Incidentally, about a month before this fatal accident, the driver had posted a YouTube video showing how his Tesla had “reacted” to save him from a highway accident—with a white truck. Apparently he was listening to an audio book at the time of that encounter.
It puts me in mind of the long-ago “Pogo” comic strip where the slogan (then referring to pollution problems) originated. That slogan? “We have met the Enemy—and He is Us!”

(From the December, 2016 Canadian Vintage Motorcycle Group News)
You Just Knew This Was Going to Happen

A traffic accident in Norway, involving a Tesla Model S with Autopilot engaged, two other vehicles, and a motorcycle, has prompted questions as to whether testing of Tesla’s Autopilot system sufficiently took into account two-wheeled vehicles. This follows recent official tests in Germany that characterized the Autopilot feature of the Tesla S as a “traffic hazard.”
Meanwhile, a small scandal was unfolding in Germany after the magazine Der Spiegel published a previously unseen report from the Federal Highway Research Institute (BASt) on the Tesla Model S Autopilot. The German tests had started as soon as the first fatal accident involving the system was reported in May in the US. With an estimated 3,000 Tesla Model S cars sold in Germany, the authorities were understandably obliged to look deeper into the matter.
After many thousands of kilometers of testing, BASt reportedly concluded that Autopilot represents a significant traffic hazard. Judging that is was not designed for complex urban traffic situations, the report declared that the car’s sensors are too short-sighted (i.e. short range) to cope with the reality of German motorways. The federal agency in charge of motor transport evaluated the research institute’s results and responded swiftly, proposing that the government provisionally suspend Tesla’s type approval. Although this didn’t happen, German Model S owners are reported to have received official German federal correspondence urging them to remain vigilant while the Autopilot system is engaged.
The Federation of European Motorcyclists’ Associations (FEMA), in co-ordination with the Koninklijke Nederlandse Motorrijders Vereniging (KNMV) and the Motorrijders Actie Groep Nederland (MAG NL) motorcycle clubs, has issued a formal letter to the Dutch vehicle authority RDW inquiring whether testing procedures of autonomous vehicles take into ac- count two-wheelers.
Similar action had been undertaken earlier by the Norwegian riders’ organization NMCU, directing questions towards the transport minister, Ketil Solvik-Olsen, and Tesla co-founder and CEO, Elon Musk.
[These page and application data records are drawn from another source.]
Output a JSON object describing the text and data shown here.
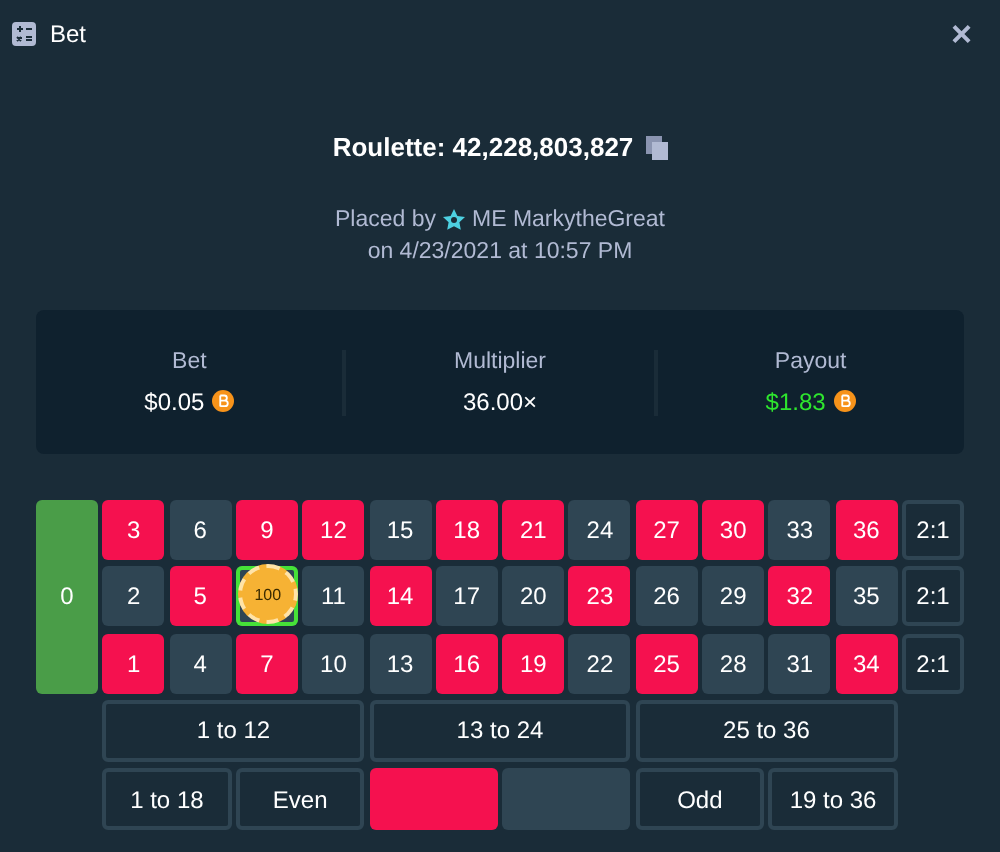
{
  "window": {
    "title": "Bet",
    "close": "×"
  },
  "game": {
    "title": "Roulette: 42,228,803,827",
    "placed_by": "Placed by",
    "user": "ME MarkytheGreat",
    "date": "on 4/23/2021 at 10:57 PM"
  },
  "stats": [
    {
      "label": "Bet",
      "value": "$0.05",
      "coin": true,
      "win": false
    },
    {
      "label": "Multiplier",
      "value": "36.00×",
      "coin": false,
      "win": false
    },
    {
      "label": "Payout",
      "value": "$1.83",
      "coin": true,
      "win": true
    }
  ],
  "board": {
    "zero": {
      "label": "0",
      "color": "#4a9d48"
    },
    "rows": [
      {
        "cells": [
          {
            "label": "3",
            "color": "#f5114f",
            "selected": false
          },
          {
            "label": "6",
            "color": "#2f4553",
            "selected": false
          },
          {
            "label": "9",
            "color": "#f5114f",
            "selected": false
          },
          {
            "label": "12",
            "color": "#f5114f",
            "selected": false
          },
          {
            "label": "15",
            "color": "#2f4553",
            "selected": false
          },
          {
            "label": "18",
            "color": "#f5114f",
            "selected": false
          },
          {
            "label": "21",
            "color": "#f5114f",
            "selected": false
          },
          {
            "label": "24",
            "color": "#2f4553",
            "selected": false
          },
          {
            "label": "27",
            "color": "#f5114f",
            "selected": false
          },
          {
            "label": "30",
            "color": "#f5114f",
            "selected": false
          },
          {
            "label": "33",
            "color": "#2f4553",
            "selected": false
          },
          {
            "label": "36",
            "color": "#f5114f",
            "selected": false
          }
        ],
        "column_bet": "2:1"
      },
      {
        "cells": [
          {
            "label": "2",
            "color": "#2f4553",
            "selected": false
          },
          {
            "label": "5",
            "color": "#f5114f",
            "selected": false
          },
          {
            "chip": "100",
            "color": "#2f4553",
            "selected": true
          },
          {
            "label": "11",
            "color": "#2f4553",
            "selected": false
          },
          {
            "label": "14",
            "color": "#f5114f",
            "selected": false
          },
          {
            "label": "17",
            "color": "#2f4553",
            "selected": false
          },
          {
            "label": "20",
            "color": "#2f4553",
            "selected": false
          },
          {
            "label": "23",
            "color": "#f5114f",
            "selected": false
          },
          {
            "label": "26",
            "color": "#2f4553",
            "selected": false
          },
          {
            "label": "29",
            "color": "#2f4553",
            "selected": false
          },
          {
            "label": "32",
            "color": "#f5114f",
            "selected": false
          },
          {
            "label": "35",
            "color": "#2f4553",
            "selected": false
          }
        ],
        "column_bet": "2:1"
      },
      {
        "cells": [
          {
            "label": "1",
            "color": "#f5114f",
            "selected": false
          },
          {
            "label": "4",
            "color": "#2f4553",
            "selected": false
          },
          {
            "label": "7",
            "color": "#f5114f",
            "selected": false
          },
          {
            "label": "10",
            "color": "#2f4553",
            "selected": false
          },
          {
            "label": "13",
            "color": "#2f4553",
            "selected": false
          },
          {
            "label": "16",
            "color": "#f5114f",
            "selected": false
          },
          {
            "label": "19",
            "color": "#f5114f",
            "selected": false
          },
          {
            "label": "22",
            "color": "#2f4553",
            "selected": false
          },
          {
            "label": "25",
            "color": "#f5114f",
            "selected": false
          },
          {
            "label": "28",
            "color": "#2f4553",
            "selected": false
          },
          {
            "label": "31",
            "color": "#2f4553",
            "selected": false
          },
          {
            "label": "34",
            "color": "#f5114f",
            "selected": false
          }
        ],
        "column_bet": "2:1"
      }
    ],
    "dozens": [
      "1 to 12",
      "13 to 24",
      "25 to 36"
    ],
    "outside": [
      {
        "kind": "text",
        "label": "1 to 18"
      },
      {
        "kind": "text",
        "label": "Even"
      },
      {
        "kind": "swatch",
        "color": "#f5114f"
      },
      {
        "kind": "swatch",
        "color": "#2f4553"
      },
      {
        "kind": "text",
        "label": "Odd"
      },
      {
        "kind": "text",
        "label": "19 to 36"
      }
    ]
  }
}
This was sparked by an accident on the E18 road to Drammen, Norway, where a Tesla Model S with Autopilot engaged rear-ended and seriously injured a female motorcyclist on July 27. Motorcycle rear-ending raises questions on Tesla vehicle type approval in Europe.
American research conducted by John F. Lenkeit of Dynamic Research, concludes that forward collision warning systems for automobiles fail dramatically to detect motorcycles, providing inadequate results in 41 percent of tested cases, against only 3.6 percent for passenger cars.